Last but not least the 1100D also retains Canon's slightly unusual way of setting custom white balance. It requires you to take a shot of a white or gray card, designate it as the reference image, and then manually switch to custom white balance setting (as the camera refuses to believe that having selected the reference image, you might actually want to use it). The 1D-series (and indeed Powershot and most other brands) method of pointing the camera at the reference target and using it directly to set a Custom WB frankly makes much more sense.
Shutter lag, image review speed and general responsiveness should not be an issue on a DSLR in 2011 and the EOS 1100D does not disappoint in these areas with its performance pretty much in line with other cameras in its class. However, in a couple of areas the camera leaves no doubt that we are looking at the lowest tier in Canon's DSLR hierarchy here. Continuous shooting in RAW is so slow and the buffer runs full so quickly that in most situations it is not of much use. Life View focusing is painfully slow as well. That said, this is true for most current Canon DSLRs and not an 1100D issue alone.

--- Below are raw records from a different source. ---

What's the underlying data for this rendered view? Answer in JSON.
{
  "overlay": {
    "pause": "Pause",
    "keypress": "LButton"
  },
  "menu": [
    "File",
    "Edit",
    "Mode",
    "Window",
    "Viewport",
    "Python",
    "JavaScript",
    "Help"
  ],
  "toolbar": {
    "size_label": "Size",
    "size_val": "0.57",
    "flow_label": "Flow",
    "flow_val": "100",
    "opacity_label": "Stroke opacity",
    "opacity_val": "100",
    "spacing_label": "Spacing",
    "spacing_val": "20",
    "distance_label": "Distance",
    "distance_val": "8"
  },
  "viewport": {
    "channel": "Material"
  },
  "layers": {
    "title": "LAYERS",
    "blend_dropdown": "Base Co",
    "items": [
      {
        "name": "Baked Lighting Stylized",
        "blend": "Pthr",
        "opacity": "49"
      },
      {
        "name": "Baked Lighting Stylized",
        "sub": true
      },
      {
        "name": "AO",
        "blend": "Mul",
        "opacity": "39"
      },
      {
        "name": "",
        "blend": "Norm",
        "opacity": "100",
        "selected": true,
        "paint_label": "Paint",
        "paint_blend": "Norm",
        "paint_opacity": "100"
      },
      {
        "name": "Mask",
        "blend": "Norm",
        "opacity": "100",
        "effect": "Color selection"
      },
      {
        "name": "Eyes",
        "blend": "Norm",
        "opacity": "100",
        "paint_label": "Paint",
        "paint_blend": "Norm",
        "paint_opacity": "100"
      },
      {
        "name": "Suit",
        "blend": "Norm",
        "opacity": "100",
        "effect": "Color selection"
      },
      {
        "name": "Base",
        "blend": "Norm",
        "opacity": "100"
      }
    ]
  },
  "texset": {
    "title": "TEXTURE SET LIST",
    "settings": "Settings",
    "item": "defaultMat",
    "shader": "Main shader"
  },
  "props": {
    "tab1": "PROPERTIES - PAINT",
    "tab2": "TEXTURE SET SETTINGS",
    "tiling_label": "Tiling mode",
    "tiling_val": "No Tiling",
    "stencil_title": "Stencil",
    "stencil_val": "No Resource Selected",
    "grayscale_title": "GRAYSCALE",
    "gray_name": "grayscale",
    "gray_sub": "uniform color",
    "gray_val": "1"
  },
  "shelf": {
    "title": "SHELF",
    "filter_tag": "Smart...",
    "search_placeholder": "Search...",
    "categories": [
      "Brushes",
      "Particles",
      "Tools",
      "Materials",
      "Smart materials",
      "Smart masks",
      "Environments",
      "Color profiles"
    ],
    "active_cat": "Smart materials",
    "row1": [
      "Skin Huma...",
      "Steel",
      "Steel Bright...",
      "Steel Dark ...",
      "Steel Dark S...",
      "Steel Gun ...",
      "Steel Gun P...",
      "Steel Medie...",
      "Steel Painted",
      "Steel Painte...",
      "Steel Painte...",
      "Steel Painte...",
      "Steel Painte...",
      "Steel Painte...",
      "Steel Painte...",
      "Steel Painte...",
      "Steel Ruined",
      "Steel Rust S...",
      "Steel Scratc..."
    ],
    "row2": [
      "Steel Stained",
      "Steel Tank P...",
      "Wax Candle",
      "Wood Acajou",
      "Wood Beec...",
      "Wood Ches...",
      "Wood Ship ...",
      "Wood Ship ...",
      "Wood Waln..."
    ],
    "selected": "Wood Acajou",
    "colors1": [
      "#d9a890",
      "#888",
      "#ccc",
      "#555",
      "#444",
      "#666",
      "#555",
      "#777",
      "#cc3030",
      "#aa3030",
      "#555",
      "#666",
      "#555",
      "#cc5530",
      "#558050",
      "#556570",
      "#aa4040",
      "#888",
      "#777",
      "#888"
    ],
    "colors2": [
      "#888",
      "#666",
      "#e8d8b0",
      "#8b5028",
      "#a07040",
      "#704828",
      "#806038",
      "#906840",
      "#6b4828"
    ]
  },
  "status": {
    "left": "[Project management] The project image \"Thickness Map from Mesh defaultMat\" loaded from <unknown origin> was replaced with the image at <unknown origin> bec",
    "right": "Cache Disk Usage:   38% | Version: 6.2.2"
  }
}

Continuous Shooting and BufferingThe continuous shooting rate of the 1100D is comparatively slow. In JPEG mode continuous shooting mode will be of use in some situations but if you want to shoot RAW there's simply not much point. The 1100D's Digic IV processor struggles to move the data around the imaging pipeline quickly enough and you'll find yourself with a 'busy' message in the viewfinder more often than you'd like. Of course you cannot expect blistering fast action from a camera at this level but some competitors do better in this area.
- JPEG: 3.0 fps until card is full
- RAW: 2.0 fps for 6 frames, then around 1.2 fps. 3 seconds to recover.
- RAW+JPEG: 1.3 fps for 2 frames, then around 0.8 fps. 3 seconds to recover.
All tests conducted with SanDisk Extreme Pro 45MB/sec SDHC card.
Autofocus speed / accuracy
The 1100D gains two AF points over the 1000D and has essentially the same nine-point AF system that we've seen on other more recent Rebel/EOSx00D series cameras. We haven't had any issues at all with AF accuracy in the several hundred sample shots we took during the course of this review. In very low light the AF slows down and can eventually give up, as it is normal with any DSLR, but we never had it lock out of focus. In really low light you can also raise the flash and use it as an AF-assist light.
In terms of focus speed the EOS 1100D with its kit lens is roughly on a par with other cameras in this class. Having said that, focus speed does to a large degree depend on the attached lens and the bundled 18-55mm kit lens is noticeably slower than Canon's much more expensive USM lenses with their ultrasonic focus motors. We've used the EOS 1100D with a 70-200mm F4 USM lens and while the camera is not quite as fast as more expensive Canon bodies, it's certainly usable for shooting moving subjects. On the other hand we cannot imagine all that many 1100D buyers will use the camera with a lens that is almost three times as expensive as the body.
In live view 'Live Mode' the AF speed slows down significantly - the contrast-detect system's accuracy is great but focusing will regularly take 3-4 seconds which makes it almost too painful to use in many situations but totally rules out its use for moving subjects. Canon has got some catching up to do in this area as other manufacturers now offer better live view focusing, even in their entry-level models.
Apr 10, 2014
Apr 7, 2014
Apr 14, 2011
Oct 2, 2011
|High Altitude Rocky Mountain Railroad by cjf2|
from On the Rails...
|Evening at the lake. by Murat ÜNSAL|